In an effort to help struggling nonprofits and support worthwhile projects that otherwise might not get off the ground, many foundations in upstate New York are turning to loans, loan guarantees, and program-related investments to boost the impact of their grantmaking, the Buffalo News reports.
As a condition of their tax exemption, private foundations are required to pay out 5 percent of the market value of their assets averaged over a twelve-month period, though many calculate their payout based on a three- to five-year rolling average. The steep stock market declines of 2008 and 2009 dragged down the endowments of many foundations, however, which in turn affected the amount they will be required to pay out in 2010 and 2011.
In response, many foundations in New York and across the country have turned to program-related investments, or PRIs, which generate income with relatively small risk, to augment their grant budgets.

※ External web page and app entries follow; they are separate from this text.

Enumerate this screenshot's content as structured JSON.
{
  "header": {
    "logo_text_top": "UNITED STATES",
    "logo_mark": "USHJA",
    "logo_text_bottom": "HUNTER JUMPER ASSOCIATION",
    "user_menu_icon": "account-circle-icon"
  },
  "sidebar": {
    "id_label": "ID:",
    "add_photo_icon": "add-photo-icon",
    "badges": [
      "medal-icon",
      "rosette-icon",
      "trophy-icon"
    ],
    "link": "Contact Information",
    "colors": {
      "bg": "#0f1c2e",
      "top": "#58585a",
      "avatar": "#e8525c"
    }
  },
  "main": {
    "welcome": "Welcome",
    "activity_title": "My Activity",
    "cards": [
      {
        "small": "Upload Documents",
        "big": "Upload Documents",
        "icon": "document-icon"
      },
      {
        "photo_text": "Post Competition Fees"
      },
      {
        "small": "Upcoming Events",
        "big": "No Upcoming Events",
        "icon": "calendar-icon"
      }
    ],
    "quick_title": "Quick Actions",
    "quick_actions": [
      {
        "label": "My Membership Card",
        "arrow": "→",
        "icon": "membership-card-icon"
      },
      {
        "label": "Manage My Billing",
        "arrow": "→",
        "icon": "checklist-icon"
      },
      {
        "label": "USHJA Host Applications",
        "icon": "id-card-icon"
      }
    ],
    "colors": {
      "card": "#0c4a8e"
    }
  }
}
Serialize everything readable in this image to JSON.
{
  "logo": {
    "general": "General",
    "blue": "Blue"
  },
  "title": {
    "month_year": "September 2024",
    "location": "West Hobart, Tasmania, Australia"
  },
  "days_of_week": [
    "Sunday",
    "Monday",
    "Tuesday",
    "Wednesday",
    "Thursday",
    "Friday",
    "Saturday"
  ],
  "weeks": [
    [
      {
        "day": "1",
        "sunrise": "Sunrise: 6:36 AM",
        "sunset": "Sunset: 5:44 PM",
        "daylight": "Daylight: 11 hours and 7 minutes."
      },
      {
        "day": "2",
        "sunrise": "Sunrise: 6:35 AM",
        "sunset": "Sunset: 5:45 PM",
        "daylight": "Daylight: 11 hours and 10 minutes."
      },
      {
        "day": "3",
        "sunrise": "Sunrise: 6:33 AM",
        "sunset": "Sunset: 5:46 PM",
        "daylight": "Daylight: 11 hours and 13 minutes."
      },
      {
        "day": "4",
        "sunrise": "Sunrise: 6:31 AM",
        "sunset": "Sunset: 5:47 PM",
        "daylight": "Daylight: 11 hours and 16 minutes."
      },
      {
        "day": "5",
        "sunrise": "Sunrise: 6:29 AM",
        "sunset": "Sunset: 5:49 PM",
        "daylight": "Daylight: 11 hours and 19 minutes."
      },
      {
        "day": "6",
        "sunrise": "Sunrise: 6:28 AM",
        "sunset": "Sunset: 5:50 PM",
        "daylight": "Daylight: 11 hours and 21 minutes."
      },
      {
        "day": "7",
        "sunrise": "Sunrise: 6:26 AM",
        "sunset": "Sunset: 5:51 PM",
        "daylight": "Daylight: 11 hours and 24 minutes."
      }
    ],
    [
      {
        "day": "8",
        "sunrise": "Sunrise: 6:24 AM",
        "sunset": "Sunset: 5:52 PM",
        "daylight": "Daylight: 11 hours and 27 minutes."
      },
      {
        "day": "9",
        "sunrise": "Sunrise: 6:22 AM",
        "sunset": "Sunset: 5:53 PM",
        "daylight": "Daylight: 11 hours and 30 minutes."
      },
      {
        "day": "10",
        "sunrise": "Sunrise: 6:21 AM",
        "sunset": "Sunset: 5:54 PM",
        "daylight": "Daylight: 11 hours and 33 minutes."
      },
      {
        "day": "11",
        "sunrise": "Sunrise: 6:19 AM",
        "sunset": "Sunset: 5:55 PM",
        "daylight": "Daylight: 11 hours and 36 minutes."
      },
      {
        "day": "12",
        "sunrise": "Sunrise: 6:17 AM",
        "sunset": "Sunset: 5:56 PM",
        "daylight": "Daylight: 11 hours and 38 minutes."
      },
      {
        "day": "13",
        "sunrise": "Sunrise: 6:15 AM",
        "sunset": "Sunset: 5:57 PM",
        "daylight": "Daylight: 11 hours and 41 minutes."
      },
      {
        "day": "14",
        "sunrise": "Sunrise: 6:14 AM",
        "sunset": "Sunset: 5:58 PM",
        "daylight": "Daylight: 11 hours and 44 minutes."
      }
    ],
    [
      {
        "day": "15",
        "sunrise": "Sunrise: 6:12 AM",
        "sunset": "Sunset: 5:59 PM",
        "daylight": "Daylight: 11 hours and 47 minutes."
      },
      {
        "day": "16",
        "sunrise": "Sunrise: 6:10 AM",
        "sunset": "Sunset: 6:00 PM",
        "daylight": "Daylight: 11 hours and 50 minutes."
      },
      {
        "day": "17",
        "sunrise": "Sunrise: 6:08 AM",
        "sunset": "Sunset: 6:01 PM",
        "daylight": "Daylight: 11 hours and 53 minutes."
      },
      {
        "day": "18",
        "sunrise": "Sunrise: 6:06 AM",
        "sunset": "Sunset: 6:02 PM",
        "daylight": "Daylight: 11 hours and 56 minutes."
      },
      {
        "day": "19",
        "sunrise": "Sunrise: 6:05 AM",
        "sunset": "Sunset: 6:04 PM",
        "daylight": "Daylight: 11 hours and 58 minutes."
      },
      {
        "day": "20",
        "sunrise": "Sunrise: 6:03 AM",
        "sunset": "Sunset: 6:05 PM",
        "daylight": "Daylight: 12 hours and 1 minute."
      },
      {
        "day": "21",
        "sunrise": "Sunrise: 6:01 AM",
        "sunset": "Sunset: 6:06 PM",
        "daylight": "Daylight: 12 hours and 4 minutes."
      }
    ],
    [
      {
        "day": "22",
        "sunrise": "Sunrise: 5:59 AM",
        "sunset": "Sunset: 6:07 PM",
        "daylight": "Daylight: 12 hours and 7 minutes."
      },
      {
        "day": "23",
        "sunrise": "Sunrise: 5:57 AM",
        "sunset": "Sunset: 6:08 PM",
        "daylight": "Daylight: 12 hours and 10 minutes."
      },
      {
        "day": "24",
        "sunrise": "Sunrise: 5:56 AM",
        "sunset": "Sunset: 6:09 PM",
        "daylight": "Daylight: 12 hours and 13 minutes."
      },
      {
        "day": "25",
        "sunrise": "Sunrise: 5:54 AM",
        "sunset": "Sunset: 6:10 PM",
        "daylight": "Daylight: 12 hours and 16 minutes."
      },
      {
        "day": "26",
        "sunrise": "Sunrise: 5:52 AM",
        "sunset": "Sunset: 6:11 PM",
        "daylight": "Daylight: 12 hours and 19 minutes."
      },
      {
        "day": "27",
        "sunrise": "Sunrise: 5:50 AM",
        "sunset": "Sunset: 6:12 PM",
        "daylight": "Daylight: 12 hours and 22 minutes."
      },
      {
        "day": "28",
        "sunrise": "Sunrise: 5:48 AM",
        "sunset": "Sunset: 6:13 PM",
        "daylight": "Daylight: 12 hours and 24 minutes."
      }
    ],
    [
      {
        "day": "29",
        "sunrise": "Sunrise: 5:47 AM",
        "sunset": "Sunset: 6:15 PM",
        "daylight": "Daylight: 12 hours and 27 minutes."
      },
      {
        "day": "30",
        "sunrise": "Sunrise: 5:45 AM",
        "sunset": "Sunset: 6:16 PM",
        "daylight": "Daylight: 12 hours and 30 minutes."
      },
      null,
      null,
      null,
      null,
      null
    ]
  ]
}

The Buffalo-based John R. Oishei Foundation, the area's largest private foundation, for example, has allocated more than $12 million — nearly 4 percent of its $280 million asset base — to PRIs, while the Community Health Foundation of Western and Central New York has provided a $650,000 loan to Community Care of Western New York to launch a program that enabled more than two hundred rural elderly people to remain in their homes.
"[PRIs] are another tool in our basket of philanthropy," said Robert D. Gioia, president of the Oishei Foundation. "It enables us to be a lot more flexible, and in some cases, enables us to put more money to work in the community."